Cozomo de’ Medici began his collection by purchasing in July 2021 for 1550 ETH – at the time the equivalent of $2.63 million – two CryptoPunk Zombies, works by developers Matt Hall and John Watkinson and among the most coveted NFT series among collectors. Other big names in crypto art such as Sam Spratt, Deejay Motion and XCOPY stand out in the collection. In addition to the best known, Cozomo also owns works by emerging artists, he told a Christie’s interview, “I think the definition of patronage is to buy art that you love. Patrons have a responsibility to promote emerging artists.” The relationship between artists and buyers in the NFT market is central. If artists are the first to buy works, it is easier to break the barrier of mistrust that accompanies many crypto art-related projects, which suffers from a disvalue bias compared to more traditional, gallery and fair art. With this in mind, a collector like Cozomo de’ Medici is no longer just a figure to talk about from a speculative point of view, but in effect reflects a new trend in art, a new patronage of digital art.

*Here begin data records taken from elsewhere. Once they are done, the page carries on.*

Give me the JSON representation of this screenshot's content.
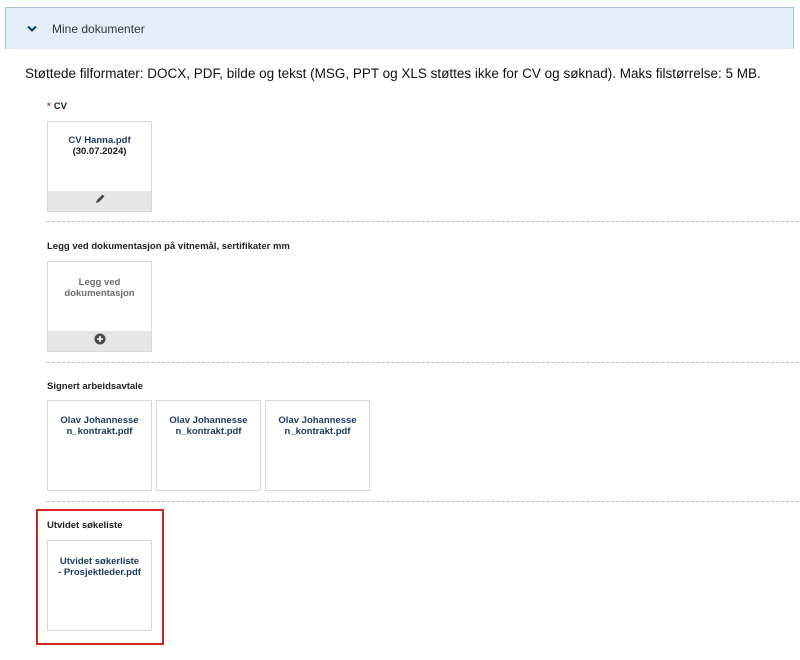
{
  "panel": {
    "title": "Mine dokumenter",
    "expand_icon": "chevron-down-icon"
  },
  "formats_note": "Støttede filformater: DOCX, PDF, bilde og tekst (MSG, PPT og XLS støttes ikke for CV og søknad). Maks filstørrelse: 5 MB.",
  "sections": {
    "cv": {
      "required_marker": "*",
      "label": "CV",
      "file_name": "CV Hanna.pdf",
      "file_date": "(30.07.2024)",
      "action_icon": "pencil-icon"
    },
    "documentation": {
      "label": "Legg ved dokumentasjon på vitnemål, sertifikater mm",
      "add_label": "Legg ved dokumentasjon",
      "action_icon": "plus-circle-icon"
    },
    "contract": {
      "label": "Signert arbeidsavtale",
      "files": [
        "Olav Johannessen_kontrakt.pdf",
        "Olav Johannessen_kontrakt.pdf",
        "Olav Johannessen_kontrakt.pdf"
      ]
    },
    "search_list": {
      "label": "Utvidet søkeliste",
      "file_name": "Utvidet søkerliste - Prosjektleder.pdf"
    }
  },
  "colors": {
    "header_bg": "#e3eef8",
    "file_link": "#1c3a5e",
    "required": "#d42a2a",
    "highlight": "#d42121"
  }
}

These days, it is Cozomo de’ Medici’s collection that has come into the spotlight because of the collector’s conspicuous donation of NFT works to the Los Angeles County Museum of Art. Prominent among the twenty-two donated works are female-themed works by Yam Karkai, a photograph by Justin Aversano, one of Dmitri Cherniak’s Ringers, and CryptoPunk #3831. The “on-chain art influencer” (as he has also been called because of his social following) thus bridges the gap between digital and physical art at the museum, now in possession of 37 NFT works, while at the same time inspiring it to create new ways to preserve and exhibit digital works. Cozomo de’ Medici is not the only one to have donated pieces from its collection to museum institutions; in fact, recently the company Yuga Labs also donated a CryptoPunk to the Centre Pompidou in Paris. Museums themselves are taking in and purchasing NFT works, creating a permanent digital collection. In addition to LACMA and the Pompidou, Miami’s ICA and San Francisco’s MoMA are also joining this new trend, which is needed to preserve, promote and disseminate a 360-degree understanding of 21st century contemporary art.